Joshua CLover   Can we say serious fun with a laundry list of allusive material?   Yes we can, especially with his juxtaposition of O’Hara, that New-York-of-New-York poet,  that celebratory lapsed Catholic, and St. Augustine, with CITY OF GOD as one of the saint’s claims to fame.   Let’s get spinned  here, and love it.   Let’s look  at God and mammon with  eyes wide open,  as Clover does with a pitch-perfect if not surprising mention of Britney Spears.   This mash-up sings, especially when one considers what O’Hara might have done with Britney Spears and what theologians before during and after Augustine have tried to do with the concept of immanence.   And how all poetry discussion, directly or indirectly, deals with these concerns.   All the time.

   There is nothing restful about any of Clover’s poems, and that can often be refreshing.  He is also peevish without being depressing, as in “(Stop it with your strategies)” :

Stop it with your strategies.   The longest social experiment in history

Has been abandoned, nobody like it anyway, the cigarettes were awful.

Now we live in cities where daily life is so sensual one retreats

Into abstraction.   Dirty canals, cars on fire, autumn.  Under the glass and iron

Of the train station bar the train station pigeons fly into your hair.

You listen to a song no one will remember in thirty months, no one

But this poem, this decay of the little event that happened at the point

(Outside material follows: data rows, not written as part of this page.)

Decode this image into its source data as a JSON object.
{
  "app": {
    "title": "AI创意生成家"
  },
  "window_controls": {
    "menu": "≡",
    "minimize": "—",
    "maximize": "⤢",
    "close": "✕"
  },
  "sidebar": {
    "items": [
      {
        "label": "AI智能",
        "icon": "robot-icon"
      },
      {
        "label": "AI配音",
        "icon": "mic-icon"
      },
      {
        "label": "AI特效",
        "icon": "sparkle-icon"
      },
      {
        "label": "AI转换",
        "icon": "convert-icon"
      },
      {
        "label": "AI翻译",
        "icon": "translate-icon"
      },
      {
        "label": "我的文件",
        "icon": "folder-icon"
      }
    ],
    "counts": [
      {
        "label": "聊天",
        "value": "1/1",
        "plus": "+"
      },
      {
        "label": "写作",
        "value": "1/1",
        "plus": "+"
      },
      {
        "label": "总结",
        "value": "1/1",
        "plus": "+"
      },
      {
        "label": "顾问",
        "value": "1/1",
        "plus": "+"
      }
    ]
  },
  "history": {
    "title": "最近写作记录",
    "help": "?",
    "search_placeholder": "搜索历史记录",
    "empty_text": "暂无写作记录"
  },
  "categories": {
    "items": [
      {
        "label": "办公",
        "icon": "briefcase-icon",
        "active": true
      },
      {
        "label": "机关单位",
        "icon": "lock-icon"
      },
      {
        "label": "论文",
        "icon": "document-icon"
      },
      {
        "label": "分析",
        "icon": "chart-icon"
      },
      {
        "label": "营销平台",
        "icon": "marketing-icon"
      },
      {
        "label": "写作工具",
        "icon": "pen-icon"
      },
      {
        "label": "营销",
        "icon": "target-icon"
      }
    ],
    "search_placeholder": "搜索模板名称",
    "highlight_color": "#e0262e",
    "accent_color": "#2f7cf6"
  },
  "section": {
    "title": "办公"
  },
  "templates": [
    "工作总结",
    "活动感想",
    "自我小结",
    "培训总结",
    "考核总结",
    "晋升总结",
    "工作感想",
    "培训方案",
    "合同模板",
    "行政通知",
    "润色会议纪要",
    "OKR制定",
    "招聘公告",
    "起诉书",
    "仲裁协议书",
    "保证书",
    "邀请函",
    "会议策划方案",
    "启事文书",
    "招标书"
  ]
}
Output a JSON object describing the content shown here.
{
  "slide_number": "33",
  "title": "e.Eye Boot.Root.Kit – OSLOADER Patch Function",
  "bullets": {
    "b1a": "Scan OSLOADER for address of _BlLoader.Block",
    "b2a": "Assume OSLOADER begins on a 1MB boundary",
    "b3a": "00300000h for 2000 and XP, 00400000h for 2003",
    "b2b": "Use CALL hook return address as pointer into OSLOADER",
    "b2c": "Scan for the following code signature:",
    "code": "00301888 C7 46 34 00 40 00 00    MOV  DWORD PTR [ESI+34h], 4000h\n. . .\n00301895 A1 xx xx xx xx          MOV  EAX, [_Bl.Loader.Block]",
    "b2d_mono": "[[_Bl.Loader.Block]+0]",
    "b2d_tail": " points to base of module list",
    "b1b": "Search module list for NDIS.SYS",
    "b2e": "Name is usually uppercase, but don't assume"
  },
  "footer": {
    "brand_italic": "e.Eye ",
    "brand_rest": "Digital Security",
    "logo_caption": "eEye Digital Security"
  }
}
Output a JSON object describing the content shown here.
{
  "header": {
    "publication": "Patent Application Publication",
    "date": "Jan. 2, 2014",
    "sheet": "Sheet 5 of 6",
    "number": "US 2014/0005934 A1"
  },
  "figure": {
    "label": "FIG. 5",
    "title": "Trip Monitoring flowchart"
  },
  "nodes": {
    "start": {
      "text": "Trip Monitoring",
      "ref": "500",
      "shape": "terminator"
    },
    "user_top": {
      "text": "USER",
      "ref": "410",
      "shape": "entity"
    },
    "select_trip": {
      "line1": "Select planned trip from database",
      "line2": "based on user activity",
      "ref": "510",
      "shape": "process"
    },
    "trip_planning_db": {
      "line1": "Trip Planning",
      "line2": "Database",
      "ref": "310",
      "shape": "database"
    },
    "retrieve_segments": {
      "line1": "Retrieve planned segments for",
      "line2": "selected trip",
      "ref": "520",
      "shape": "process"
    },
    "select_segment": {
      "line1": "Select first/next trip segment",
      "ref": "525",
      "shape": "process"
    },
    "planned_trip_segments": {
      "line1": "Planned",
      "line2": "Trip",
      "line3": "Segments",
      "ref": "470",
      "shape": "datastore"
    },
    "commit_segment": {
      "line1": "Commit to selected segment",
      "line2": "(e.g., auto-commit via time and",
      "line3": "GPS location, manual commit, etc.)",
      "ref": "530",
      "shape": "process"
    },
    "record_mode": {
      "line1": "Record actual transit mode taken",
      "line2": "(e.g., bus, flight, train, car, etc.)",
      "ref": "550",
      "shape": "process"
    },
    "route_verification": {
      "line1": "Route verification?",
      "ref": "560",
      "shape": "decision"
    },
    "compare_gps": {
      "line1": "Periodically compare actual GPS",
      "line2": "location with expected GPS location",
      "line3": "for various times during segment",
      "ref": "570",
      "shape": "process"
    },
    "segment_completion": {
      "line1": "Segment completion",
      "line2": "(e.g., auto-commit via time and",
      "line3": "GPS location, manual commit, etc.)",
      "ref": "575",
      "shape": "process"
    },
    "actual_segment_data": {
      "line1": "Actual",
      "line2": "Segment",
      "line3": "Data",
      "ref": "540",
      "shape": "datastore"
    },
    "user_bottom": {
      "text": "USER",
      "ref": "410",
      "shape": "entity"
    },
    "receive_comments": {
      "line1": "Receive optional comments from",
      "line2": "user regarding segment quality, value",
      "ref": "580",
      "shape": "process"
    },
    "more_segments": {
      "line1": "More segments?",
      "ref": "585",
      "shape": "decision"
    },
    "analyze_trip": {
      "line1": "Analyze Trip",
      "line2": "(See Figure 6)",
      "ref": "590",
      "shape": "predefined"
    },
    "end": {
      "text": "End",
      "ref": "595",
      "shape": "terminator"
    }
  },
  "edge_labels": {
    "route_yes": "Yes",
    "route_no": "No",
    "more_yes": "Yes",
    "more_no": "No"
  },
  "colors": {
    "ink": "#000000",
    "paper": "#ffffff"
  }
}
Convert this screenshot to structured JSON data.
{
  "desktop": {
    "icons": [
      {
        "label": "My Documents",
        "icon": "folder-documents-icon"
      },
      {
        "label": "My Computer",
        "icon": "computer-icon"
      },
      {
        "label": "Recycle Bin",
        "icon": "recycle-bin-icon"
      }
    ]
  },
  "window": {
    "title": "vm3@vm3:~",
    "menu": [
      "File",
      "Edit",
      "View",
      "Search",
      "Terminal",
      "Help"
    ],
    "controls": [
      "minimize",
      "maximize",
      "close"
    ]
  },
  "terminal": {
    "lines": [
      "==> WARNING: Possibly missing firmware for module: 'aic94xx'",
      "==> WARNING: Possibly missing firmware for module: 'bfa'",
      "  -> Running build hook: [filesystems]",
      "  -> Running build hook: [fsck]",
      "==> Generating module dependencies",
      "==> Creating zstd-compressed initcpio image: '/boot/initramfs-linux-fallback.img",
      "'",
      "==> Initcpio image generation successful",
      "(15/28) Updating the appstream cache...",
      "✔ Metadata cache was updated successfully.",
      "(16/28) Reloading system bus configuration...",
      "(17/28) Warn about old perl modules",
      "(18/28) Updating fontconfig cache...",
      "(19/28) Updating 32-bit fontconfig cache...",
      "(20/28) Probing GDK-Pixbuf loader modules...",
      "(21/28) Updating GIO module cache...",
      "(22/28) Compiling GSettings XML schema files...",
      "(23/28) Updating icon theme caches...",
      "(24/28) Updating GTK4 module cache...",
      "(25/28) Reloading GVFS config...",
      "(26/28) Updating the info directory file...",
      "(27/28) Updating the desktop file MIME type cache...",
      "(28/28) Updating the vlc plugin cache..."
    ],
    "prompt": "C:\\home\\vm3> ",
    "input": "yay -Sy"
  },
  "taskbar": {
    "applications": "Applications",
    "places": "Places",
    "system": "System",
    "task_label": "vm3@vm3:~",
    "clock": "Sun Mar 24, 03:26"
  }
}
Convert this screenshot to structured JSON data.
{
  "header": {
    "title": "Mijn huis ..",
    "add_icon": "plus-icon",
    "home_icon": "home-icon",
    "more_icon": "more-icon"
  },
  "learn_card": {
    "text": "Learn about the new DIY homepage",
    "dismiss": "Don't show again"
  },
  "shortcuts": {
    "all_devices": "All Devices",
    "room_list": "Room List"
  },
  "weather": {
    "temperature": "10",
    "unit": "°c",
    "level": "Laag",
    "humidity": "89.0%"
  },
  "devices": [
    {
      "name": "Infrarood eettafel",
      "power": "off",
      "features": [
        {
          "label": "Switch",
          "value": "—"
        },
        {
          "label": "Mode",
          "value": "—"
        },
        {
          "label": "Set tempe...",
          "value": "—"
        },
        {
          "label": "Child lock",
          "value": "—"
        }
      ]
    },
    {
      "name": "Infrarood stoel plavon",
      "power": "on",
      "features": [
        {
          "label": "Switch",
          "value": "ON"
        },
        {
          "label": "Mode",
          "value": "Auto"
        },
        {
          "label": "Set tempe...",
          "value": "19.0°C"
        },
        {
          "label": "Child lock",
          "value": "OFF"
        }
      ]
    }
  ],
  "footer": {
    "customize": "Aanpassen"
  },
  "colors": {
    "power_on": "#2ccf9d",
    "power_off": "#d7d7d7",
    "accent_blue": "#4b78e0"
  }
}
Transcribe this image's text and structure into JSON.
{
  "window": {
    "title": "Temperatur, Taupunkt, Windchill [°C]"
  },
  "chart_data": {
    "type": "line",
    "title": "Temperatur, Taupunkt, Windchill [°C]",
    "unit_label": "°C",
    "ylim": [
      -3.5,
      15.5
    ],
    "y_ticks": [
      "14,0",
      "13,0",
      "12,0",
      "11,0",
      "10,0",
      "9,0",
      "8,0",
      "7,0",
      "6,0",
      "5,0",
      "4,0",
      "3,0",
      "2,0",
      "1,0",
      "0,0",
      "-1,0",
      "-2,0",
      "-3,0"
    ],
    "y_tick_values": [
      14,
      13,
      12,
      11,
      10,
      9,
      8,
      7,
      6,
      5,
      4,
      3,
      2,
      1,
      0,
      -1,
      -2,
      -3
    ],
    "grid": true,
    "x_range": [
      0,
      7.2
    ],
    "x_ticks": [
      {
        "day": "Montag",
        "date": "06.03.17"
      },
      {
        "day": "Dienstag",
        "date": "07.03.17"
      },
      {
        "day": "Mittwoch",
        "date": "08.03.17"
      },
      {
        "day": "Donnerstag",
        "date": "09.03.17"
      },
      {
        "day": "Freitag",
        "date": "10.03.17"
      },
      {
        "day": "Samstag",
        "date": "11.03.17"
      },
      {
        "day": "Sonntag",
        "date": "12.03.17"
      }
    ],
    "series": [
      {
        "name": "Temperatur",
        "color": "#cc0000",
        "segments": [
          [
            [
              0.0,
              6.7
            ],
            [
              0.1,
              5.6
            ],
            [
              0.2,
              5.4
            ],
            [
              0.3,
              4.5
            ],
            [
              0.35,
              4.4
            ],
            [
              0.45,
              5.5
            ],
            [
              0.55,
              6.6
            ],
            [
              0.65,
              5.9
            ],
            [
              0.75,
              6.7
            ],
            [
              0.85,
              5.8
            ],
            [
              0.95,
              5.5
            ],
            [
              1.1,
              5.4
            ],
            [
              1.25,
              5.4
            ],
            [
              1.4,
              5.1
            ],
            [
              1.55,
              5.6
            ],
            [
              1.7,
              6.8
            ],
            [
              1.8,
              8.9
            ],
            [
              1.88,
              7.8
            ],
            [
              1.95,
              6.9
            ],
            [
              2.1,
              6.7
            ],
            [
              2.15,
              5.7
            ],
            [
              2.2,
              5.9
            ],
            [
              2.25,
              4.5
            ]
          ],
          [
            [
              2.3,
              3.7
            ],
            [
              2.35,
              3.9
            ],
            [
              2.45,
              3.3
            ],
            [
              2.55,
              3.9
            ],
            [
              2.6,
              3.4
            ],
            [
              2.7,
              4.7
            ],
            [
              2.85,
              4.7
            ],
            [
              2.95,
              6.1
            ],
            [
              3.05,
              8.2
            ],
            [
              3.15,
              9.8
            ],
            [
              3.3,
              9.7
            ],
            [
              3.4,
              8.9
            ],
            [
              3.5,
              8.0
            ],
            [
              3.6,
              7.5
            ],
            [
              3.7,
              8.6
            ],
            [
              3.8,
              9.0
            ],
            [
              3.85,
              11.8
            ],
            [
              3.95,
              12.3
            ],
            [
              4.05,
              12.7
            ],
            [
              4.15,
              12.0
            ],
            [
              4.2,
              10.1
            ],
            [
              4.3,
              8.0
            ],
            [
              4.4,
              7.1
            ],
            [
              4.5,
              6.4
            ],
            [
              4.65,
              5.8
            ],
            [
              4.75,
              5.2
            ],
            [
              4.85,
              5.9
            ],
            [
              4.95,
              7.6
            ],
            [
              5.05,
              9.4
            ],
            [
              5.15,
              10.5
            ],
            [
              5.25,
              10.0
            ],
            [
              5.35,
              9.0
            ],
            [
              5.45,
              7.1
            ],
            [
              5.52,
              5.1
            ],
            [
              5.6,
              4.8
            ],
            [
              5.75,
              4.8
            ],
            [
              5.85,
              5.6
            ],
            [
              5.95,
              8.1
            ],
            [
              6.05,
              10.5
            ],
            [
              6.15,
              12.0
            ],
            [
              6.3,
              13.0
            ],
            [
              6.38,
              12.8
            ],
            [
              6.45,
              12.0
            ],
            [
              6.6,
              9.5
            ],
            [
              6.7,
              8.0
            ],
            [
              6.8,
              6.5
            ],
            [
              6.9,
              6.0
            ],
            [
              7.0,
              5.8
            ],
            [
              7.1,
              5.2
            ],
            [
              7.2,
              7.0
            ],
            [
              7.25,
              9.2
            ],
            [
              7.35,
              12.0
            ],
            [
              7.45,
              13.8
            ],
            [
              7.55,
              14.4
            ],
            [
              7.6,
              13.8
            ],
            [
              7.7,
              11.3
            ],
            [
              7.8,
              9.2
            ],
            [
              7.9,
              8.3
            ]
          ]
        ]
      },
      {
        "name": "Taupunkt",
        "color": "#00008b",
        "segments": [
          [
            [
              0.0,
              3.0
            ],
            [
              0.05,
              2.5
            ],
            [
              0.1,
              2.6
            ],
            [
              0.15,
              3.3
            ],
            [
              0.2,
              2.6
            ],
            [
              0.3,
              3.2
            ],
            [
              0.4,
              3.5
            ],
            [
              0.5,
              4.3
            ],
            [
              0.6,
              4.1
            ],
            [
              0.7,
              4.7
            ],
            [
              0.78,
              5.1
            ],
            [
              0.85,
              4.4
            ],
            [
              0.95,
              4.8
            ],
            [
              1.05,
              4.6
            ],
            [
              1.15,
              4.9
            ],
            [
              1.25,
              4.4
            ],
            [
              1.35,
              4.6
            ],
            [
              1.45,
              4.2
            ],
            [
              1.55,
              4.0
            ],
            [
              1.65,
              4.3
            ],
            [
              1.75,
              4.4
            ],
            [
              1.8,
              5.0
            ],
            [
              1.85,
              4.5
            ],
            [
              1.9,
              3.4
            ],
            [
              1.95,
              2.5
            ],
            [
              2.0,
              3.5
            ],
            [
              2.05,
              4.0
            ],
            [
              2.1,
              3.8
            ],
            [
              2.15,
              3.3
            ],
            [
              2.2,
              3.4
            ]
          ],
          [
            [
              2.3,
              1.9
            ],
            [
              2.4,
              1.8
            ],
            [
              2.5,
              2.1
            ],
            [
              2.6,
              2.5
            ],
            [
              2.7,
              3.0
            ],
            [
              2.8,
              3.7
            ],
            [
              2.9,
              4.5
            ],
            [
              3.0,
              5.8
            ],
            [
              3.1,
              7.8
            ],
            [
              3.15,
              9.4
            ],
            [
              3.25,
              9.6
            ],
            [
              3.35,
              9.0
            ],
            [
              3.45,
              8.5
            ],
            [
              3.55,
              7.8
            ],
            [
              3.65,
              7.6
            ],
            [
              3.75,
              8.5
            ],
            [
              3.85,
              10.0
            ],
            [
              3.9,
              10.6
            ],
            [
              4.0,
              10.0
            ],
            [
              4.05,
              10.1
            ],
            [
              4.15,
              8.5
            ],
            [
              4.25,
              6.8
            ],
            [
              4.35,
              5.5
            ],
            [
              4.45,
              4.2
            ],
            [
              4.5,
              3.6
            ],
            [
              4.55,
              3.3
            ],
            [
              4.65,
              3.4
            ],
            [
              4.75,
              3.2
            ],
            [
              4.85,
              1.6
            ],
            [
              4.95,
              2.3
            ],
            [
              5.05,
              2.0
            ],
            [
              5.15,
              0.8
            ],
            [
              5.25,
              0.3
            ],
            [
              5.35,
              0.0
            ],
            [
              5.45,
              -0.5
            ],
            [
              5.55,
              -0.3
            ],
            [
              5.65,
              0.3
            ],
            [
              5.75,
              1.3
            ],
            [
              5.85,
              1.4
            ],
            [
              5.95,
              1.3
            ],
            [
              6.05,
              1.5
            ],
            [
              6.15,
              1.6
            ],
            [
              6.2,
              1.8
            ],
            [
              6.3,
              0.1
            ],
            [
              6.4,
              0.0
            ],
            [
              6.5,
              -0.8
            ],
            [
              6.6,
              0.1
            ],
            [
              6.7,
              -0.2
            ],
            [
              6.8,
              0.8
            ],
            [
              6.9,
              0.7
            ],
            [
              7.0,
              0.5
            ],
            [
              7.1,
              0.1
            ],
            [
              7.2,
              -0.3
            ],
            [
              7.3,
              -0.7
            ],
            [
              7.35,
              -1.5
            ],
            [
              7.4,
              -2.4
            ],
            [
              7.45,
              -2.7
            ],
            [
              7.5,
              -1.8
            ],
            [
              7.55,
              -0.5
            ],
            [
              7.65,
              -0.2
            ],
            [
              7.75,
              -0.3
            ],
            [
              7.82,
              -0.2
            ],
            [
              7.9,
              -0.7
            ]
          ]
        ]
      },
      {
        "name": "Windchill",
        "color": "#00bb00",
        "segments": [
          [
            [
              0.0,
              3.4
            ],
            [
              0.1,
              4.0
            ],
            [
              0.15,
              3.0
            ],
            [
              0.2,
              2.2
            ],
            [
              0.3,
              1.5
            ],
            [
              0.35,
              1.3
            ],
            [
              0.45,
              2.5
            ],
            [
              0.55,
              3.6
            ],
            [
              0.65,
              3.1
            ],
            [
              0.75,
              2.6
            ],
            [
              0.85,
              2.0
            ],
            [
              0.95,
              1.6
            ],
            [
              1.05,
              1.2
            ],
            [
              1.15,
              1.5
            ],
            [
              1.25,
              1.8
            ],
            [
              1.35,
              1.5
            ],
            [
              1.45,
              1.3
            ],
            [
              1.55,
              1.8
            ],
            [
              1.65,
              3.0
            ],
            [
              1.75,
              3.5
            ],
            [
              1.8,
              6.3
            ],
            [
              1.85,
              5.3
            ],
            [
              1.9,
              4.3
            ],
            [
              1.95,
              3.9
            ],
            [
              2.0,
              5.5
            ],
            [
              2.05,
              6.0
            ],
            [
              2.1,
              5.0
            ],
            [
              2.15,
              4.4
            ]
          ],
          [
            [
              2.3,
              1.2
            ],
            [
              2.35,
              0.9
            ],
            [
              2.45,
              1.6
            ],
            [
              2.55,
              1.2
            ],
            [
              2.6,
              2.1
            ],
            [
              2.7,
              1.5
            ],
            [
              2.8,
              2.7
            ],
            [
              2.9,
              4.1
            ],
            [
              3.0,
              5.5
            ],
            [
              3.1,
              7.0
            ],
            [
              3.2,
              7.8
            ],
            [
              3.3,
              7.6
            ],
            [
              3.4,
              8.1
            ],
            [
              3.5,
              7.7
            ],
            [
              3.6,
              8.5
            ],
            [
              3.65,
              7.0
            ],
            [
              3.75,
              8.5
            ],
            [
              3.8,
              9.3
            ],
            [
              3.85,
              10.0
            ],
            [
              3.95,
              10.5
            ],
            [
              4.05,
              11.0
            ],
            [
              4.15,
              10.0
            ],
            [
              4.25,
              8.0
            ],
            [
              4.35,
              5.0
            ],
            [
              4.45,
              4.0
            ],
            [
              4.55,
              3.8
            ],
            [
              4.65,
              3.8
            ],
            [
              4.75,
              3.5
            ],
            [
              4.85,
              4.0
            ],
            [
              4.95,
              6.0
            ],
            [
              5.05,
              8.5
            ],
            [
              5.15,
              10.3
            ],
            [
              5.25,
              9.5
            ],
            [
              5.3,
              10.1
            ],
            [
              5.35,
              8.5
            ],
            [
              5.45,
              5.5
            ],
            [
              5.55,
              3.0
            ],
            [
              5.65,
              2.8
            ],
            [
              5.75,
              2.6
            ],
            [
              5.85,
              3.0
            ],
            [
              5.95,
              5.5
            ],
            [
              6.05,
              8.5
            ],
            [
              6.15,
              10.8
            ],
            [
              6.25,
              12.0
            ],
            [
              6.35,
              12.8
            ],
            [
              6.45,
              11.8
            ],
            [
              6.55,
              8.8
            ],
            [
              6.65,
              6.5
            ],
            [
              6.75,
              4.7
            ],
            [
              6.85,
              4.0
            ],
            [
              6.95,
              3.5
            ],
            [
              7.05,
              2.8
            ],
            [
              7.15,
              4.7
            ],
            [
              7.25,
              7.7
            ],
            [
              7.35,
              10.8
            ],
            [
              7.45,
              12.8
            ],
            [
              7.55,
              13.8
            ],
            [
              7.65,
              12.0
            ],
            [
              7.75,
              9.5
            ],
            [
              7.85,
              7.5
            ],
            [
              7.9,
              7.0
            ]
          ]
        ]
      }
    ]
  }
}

Of purchase.  People are arriving or departing, it’s impossible to tell

   This poem  displays a person measuring out his life in coffee spoons, hearing the mermaids and being pretty sure that the spoons aren’t full and the mermaids aren’t singing any more.    The last line is devastating when one considers the final  word:   

You’ve taken everything else, the Pop Years is over, here comes China.

     China, where a once-hopeful revolutionary government destroys its natural environment, helps destroy ours, incarcerates people at will and is frighteningly opaque and duplicitous.     And still we make music.

   Joshua Clover is not an easy poet.   Everything he does could be composed in bold-faced italics.   One simply cannot imagine him reading aloud in anything but a decibel approaching a shout.   Does he ever slow down?   It is a reasonable question, especially when pondering  his last poem,  “Questions of the Contemporary:”  in which he rather frantically repeats the word “Gucci,”  before moving on to Lenin.

Avoiding stasis and getting away with incongruities, this book works .


Barbara Berman is the senior Rumpus Poetry reviewer. More from this author →